3. Increases satiety

This seasonal squash contains fiber, which causes a slow rise in blood sugar—instead of a crazy spike. In turn, that fiber helps increase a sense of fullness and therefore controls appetite, according to the Journal of Nutrition and Metabolism. Why not start your day with a filling pumpkin muffin?

4. Promotes regular digestion

The fiber in pumpkin can also help alleviate constipation. According to the Journal of the Academy of Nutrition and Dietetics, fiber softens the stool and promotes regularity, making it a healthy contributor to normal bowel movements. Try adding pumpkin to hearty dishes like chili or stew.

5. Controls blood pressure

As a high-potassium food, pumpkin can help regulate blood pressure. “Potassium [helps] to ease the tension on the blood vessel walls,” explains Acharya. For a tasty way to serve up pumpkin in a low-sodium dip, try this pumpkin hummus.

6. Calms the mind
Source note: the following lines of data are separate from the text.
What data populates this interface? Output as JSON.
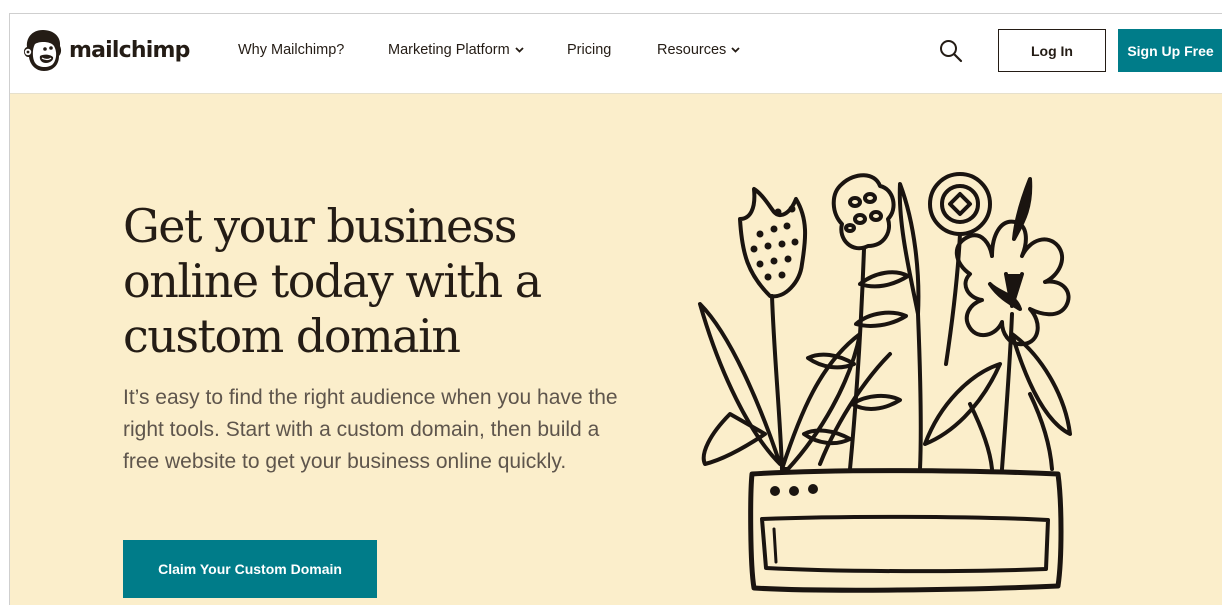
{
  "brand": {
    "name": "mailchimp"
  },
  "nav": {
    "items": [
      {
        "label": "Why Mailchimp?"
      },
      {
        "label": "Marketing Platform"
      },
      {
        "label": "Pricing"
      },
      {
        "label": "Resources"
      }
    ]
  },
  "header": {
    "login_label": "Log In",
    "signup_label": "Sign Up Free"
  },
  "hero": {
    "title": "Get your business online today with a custom domain",
    "description": "It’s easy to find the right audience when you have the right tools. Start with a custom domain, then build a free website to get your business online quickly.",
    "cta_label": "Claim Your Custom Domain"
  },
  "colors": {
    "accent": "#007c89",
    "hero_background": "#fbeecb",
    "text": "#241c15"
  },
  "icons": [
    "freddie-logo-icon",
    "search-icon",
    "chevron-down-icon",
    "flower-pot-illustration"
  ]
}
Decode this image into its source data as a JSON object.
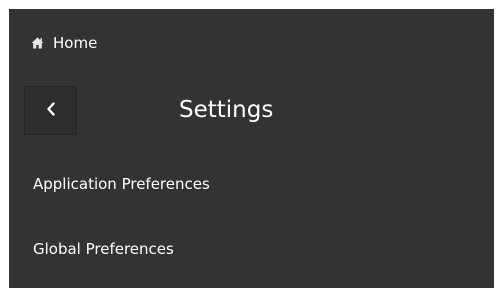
{
  "nav": {
    "home_label": "Home",
    "home_icon": "home-icon",
    "back_icon": "chevron-left-icon"
  },
  "header": {
    "title": "Settings"
  },
  "menu": {
    "items": [
      {
        "label": "Application Preferences"
      },
      {
        "label": "Global Preferences"
      }
    ]
  },
  "colors": {
    "panel_bg": "#333333",
    "text": "#ffffff"
  }
}
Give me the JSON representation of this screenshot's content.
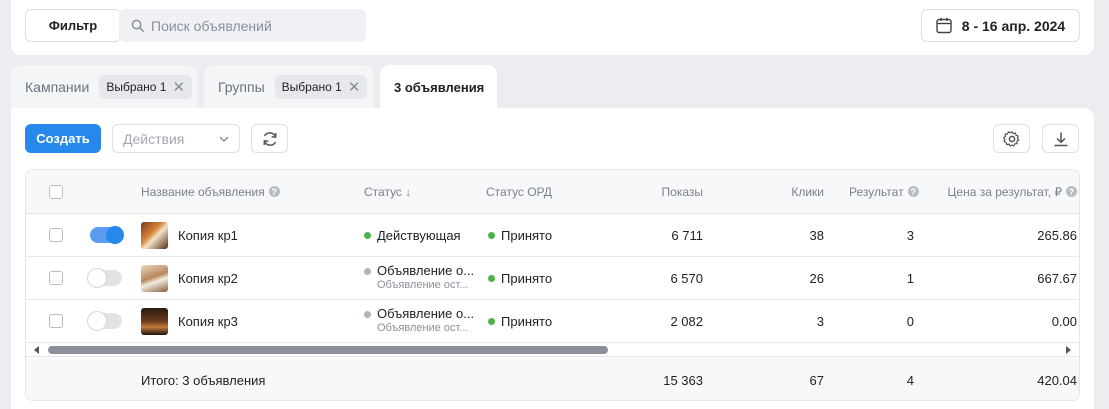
{
  "toolbar": {
    "filter_label": "Фильтр",
    "search_placeholder": "Поиск объявлений",
    "date_range": "8 - 16 апр. 2024"
  },
  "tabs": [
    {
      "label": "Кампании",
      "chip": "Выбрано 1"
    },
    {
      "label": "Группы",
      "chip": "Выбрано 1"
    },
    {
      "label": "3 объявления"
    }
  ],
  "actions": {
    "create_label": "Создать",
    "actions_placeholder": "Действия"
  },
  "table": {
    "columns": {
      "name": "Название объявления",
      "status": "Статус ↓",
      "ord": "Статус ОРД",
      "shows": "Показы",
      "clicks": "Клики",
      "result": "Результат",
      "price": "Цена за результат, ₽"
    },
    "rows": [
      {
        "name": "Копия кр1",
        "enabled": true,
        "status": "Действующая",
        "status_color": "#4bb34b",
        "status_sub": "",
        "ord": "Принято",
        "shows": "6 711",
        "clicks": "38",
        "result": "3",
        "price": "265.86"
      },
      {
        "name": "Копия кр2",
        "enabled": false,
        "status": "Объявление о...",
        "status_color": "#aeb3ba",
        "status_sub": "Объявление ост...",
        "ord": "Принято",
        "shows": "6 570",
        "clicks": "26",
        "result": "1",
        "price": "667.67"
      },
      {
        "name": "Копия кр3",
        "enabled": false,
        "status": "Объявление о...",
        "status_color": "#aeb3ba",
        "status_sub": "Объявление ост...",
        "ord": "Принято",
        "shows": "2 082",
        "clicks": "3",
        "result": "0",
        "price": "0.00"
      }
    ],
    "footer": {
      "label": "Итого: 3 объявления",
      "shows": "15 363",
      "clicks": "67",
      "result": "4",
      "price": "420.04"
    }
  },
  "colors": {
    "accent": "#2688eb",
    "success": "#4bb34b"
  }
}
There’s nothing like a warm pumpkin dish (like pumpkin soup) to bring on the feel-good vibes. But if you’re preparing fresh pumpkin, the seeds can also lend a hand. “Pumpkin seeds are an excellent source of magnesium, [which] can alleviate anxiety by inducing a calming effect,” notes Acharya.